The NARUC-developed white paper is a regulatory tool and reference for RURA that provides relevant examples of captive power regulation in relevant geographies, including Uganda, Nigeria, Kenya, Turkey, and the United States. It also outlines potential strategies for implementation to ensure greater power system efficacy. Based on RURA’s positive reception of the white paper, NARUC conducted technical assistance to assist RURA in drafting a regulatory framework for the use of DERs. A key component of this assistance included facilitating a stakeholder workshop, which served as a platform to present the draft regulation to key stakeholders collectively following an individual consultation process.

The stakeholders consulted included the Ministry of Infrastructure, the Rwanda Energy Group, the Association of Private Developers, and several private DER developers. The subsequent workshop allowed stakeholders to discuss and gain clarity on key components of the regulation, such as license tenure, caps and compensatory charges, and the timing of the regulation among other topics. As a result, the stakeholders came to a consensus on the importance of conducting a regulatory impact assessment, which provides detailed appraisals of the potential impact of a new regulation to assess whether the regulation is likely to achieve its desired objectives.[11]

In doing so, RURA can establish an empirical basis for some of the proposed provisions in the DER regulation. RURA also noted that it would organize its regulatory impact assessment to ensure that the regulation supports the growth of DERs in Rwanda. Following the workshop, NARUC updated the draft regulation to incorporate the stakeholders’ additional feedback. The regulation is currently under review by RURA, which has stated that it aims to achieve full approval of the regulation and adopt it into law in 2022. Once it is passed, it will greatly increase the transparency and predictability of the treatment of DERs and captive power and will provide residential and industrial consumers alike with greater access to energy resources that are more reliable, affordable, and environmentally friendly.

This story is made possible by the generous support of the American people through the United States Agency for International Development (USAID). The contents are the responsibility of NARUC and do not necessarily reflect the views of USAID or the United States Government.

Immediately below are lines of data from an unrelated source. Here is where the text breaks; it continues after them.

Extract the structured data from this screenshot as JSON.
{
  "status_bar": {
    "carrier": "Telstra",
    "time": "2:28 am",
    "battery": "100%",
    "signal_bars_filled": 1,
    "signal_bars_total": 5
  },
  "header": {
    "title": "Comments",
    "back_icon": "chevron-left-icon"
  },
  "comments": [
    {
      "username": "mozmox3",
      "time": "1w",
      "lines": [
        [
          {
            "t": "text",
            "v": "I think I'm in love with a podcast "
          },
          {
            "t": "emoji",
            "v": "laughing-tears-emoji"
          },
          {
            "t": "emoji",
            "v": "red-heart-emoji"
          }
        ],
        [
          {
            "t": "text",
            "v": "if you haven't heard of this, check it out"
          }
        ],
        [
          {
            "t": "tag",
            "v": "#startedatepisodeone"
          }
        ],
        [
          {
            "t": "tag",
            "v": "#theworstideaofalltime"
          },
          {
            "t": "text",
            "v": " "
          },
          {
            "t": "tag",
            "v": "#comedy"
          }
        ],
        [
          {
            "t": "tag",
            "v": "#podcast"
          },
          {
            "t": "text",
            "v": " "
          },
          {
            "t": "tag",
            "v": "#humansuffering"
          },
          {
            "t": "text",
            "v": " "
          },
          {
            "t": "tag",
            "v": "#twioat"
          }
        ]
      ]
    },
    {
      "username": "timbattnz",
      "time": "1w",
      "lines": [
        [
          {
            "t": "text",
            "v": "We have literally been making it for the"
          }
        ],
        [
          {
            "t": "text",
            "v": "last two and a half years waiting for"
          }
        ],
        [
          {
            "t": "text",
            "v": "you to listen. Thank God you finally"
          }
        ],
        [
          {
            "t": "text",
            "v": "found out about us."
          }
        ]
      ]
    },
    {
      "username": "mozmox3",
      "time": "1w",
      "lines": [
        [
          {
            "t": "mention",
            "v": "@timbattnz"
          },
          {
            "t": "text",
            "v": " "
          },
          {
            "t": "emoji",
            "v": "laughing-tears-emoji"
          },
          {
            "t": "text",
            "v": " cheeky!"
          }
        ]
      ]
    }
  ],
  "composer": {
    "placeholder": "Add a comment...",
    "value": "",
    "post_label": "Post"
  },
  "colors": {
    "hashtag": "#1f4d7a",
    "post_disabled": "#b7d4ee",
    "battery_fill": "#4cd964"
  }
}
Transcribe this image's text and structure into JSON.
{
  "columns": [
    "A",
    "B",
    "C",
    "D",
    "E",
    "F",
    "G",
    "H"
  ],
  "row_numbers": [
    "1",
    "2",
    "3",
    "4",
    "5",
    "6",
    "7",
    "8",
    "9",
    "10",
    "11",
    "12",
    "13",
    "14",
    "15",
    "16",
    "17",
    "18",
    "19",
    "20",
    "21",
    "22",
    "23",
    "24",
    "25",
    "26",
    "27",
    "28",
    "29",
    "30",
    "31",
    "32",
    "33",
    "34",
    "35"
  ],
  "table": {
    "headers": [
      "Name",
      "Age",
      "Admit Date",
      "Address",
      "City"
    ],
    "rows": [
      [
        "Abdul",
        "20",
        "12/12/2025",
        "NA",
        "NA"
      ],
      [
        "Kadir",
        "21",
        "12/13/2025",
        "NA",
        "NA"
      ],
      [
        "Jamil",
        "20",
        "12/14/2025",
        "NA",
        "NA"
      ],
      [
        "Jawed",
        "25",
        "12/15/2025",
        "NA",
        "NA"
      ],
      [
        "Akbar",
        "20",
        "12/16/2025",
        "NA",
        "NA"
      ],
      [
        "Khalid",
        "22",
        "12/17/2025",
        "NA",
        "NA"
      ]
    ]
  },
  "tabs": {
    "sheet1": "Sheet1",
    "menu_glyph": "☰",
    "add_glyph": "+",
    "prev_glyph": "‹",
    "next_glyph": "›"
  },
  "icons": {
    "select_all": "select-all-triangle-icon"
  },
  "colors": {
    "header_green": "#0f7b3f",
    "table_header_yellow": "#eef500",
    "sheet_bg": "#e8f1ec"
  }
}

Photo Credit: ©alphaspirit / Adobe Stock

[2] “Electricity.” RURA.

[3] “Innovation landscape brief: Market integration of distributed energy resources.” International Renewable Energy Agency, Abu Dhabi.

[4] Proctor, Darrell. “Distributed Energy Resources Bring Benefits, Challenges and New Opportunities.” POWER Magazine. February 1, 2018.

[5] “NARUC Manual on Distributed Energy Resources Rate Design and Compensation.” NARUC.

[6] “Approaches to Captive Power Regulation: Support to the Rwanda Utilities Regulatory Authority Under the Rwanda Energy Regulatory Partnership.” USAID/NARUC.

[7] Idem.

[8] Idem.

[9] “Who really benefits from solar net metering?” Renewable Energy World.

[10] “Approaches to Captive Power Regulation: Support to the Rwanda Utilities Regulatory Authority Under the Rwanda Energy Regulatory Partnership.”